Hayes told guest Eddie Glaude that there is “only one party” people of his race can be part of because Republicans have a “nature of structural white supremacy in America in the political coalitions."

 

 

According to an article posted on Saturday by Paul Crookston, war room director of the Washington Free Beacon website, stated: “Hayes erased the existence of black Republicans while describing different white voter profiles but asserting that all types of black Americans must join the Democratic Party.”

The MSNBC host also noted:

White people in America have two parties to choose from, and between those two parties, they sort in all kinds of ways.

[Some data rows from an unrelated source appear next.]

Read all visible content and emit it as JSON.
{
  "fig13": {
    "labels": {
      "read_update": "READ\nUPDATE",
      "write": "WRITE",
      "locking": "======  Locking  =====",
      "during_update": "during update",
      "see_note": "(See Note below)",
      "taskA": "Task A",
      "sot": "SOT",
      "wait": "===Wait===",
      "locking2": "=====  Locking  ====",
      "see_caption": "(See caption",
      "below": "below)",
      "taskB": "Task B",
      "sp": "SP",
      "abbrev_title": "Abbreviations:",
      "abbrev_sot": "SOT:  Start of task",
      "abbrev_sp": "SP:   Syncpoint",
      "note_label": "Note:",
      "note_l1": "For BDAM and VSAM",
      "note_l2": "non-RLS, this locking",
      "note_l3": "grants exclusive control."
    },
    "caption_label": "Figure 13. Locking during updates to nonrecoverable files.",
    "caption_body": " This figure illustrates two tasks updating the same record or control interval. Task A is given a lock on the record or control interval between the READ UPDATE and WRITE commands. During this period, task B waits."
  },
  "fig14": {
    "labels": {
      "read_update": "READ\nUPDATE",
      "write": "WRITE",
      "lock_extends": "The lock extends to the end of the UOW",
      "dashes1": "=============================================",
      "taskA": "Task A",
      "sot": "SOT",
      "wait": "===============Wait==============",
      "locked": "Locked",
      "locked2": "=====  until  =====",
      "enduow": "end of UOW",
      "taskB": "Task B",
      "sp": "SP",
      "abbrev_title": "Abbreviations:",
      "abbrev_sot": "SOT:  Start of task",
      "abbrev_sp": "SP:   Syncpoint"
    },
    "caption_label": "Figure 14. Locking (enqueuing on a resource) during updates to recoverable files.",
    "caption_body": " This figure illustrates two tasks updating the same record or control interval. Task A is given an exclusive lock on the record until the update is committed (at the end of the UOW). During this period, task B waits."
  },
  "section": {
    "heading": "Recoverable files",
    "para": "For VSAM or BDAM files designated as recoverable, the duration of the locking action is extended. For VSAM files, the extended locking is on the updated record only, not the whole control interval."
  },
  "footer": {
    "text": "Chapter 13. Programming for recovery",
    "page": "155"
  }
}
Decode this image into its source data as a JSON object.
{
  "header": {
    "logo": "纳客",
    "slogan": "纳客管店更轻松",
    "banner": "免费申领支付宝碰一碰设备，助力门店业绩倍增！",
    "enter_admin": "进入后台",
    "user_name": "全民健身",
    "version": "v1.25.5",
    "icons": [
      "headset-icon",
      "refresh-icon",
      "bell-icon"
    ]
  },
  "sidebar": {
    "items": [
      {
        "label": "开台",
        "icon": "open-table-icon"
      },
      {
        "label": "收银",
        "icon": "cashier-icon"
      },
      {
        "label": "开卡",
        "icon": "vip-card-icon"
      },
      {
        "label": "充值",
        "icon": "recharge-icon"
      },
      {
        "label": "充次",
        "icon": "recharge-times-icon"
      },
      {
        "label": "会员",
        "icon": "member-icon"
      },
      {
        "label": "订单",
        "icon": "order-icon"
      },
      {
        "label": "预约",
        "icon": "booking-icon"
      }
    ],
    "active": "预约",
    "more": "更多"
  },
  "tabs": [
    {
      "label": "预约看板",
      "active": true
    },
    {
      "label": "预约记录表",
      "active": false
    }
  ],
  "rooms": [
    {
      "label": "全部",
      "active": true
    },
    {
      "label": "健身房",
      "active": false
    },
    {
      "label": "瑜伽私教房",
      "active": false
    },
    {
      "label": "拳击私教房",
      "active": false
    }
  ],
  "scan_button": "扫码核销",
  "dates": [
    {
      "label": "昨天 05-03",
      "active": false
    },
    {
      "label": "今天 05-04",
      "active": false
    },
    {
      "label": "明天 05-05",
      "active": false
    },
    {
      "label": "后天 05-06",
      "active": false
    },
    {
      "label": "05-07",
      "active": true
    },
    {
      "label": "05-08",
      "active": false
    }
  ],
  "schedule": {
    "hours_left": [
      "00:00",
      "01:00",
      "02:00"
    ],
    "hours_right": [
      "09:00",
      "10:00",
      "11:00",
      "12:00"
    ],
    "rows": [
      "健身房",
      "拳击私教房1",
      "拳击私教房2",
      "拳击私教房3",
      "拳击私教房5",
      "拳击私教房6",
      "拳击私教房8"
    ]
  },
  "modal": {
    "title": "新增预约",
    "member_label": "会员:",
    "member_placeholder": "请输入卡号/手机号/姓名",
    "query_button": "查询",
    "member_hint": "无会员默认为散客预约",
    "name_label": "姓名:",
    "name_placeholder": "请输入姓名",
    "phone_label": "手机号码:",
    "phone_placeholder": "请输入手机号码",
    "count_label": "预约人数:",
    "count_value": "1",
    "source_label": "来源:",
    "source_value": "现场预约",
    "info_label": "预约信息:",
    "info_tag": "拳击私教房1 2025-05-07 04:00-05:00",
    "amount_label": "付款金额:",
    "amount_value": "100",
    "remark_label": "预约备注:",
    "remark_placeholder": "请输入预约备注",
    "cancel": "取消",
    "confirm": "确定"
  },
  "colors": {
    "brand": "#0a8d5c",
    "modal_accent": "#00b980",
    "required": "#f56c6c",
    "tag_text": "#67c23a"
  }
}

So people that are college, post-graduate atheists who live in metro areas, like, those are Democrats, and people that are rural and go to church every week and were high school graduates, most likely Republican.

“For black voters in those two categories,” Hayes continued, “they’re both going to be in the Democratic Party because there’s only one party they can be a part of because of the nature of structural white supremacy in America in the political coalitions.”

He added: "So you’ve got a broader range of black-lived experience among African-American voters in the party than you even do in some ways elect them."

Crookston stated that “Hayes was responding to Princeton professor and MSNBC contributor Eddie Glaude, who argued that a ‘politics of fear’ was driving black voters to [former Vice President Joe] Biden from [Vermont Senator] Bernie Sanders. The Free Beacon writer referred to polling from the pro-Democratic BlackPAC, which showed that “Trump’s favorability rating among black voters overall increased from 7 percent in 2016 to 18 percent in 2019.”

Hayes also cited that even though “Sanders got his butt kicked” in South Carolina “among black voters as a whole, he won by voters under 30.” Along with that party’s “generational divisions,” Crookston stated, “support for the Democrats may be waning.”

Partial transcript of the segment is below. Click "expand" to read more. 

All In

3/6/2020

CHRIS HAYES:This gets to my point that I think we don’t talk about enough. First of all, there’s generational division, so even in South Carolina, right, where Sanders got his butt kicked among black voters as a whole, he won black voters under 30, right? So there’s something generational going on there generationally.

And the second thing is that, look: White people in America have two parties to choose from, and between those two parties, they sort in all kinds of ways. So people that are college, post-graduate atheists who live in metro areas, like, those are Democrats, and people that are rural and go to church every week and were high school graduates, most likely Republican.

For black voters in those two categories, they’re both going to be in the Democratic Party because there’s only one party they can be a part of because of the structural white supremacy in the American political coalition. So you’ve got a broader range of black-lived experience among African-American voters in the party than you even do in some ways elect them.

 

Racism All In Eddie Glaude Chris Hayes Donald Trump Joe Biden Bernie Sanders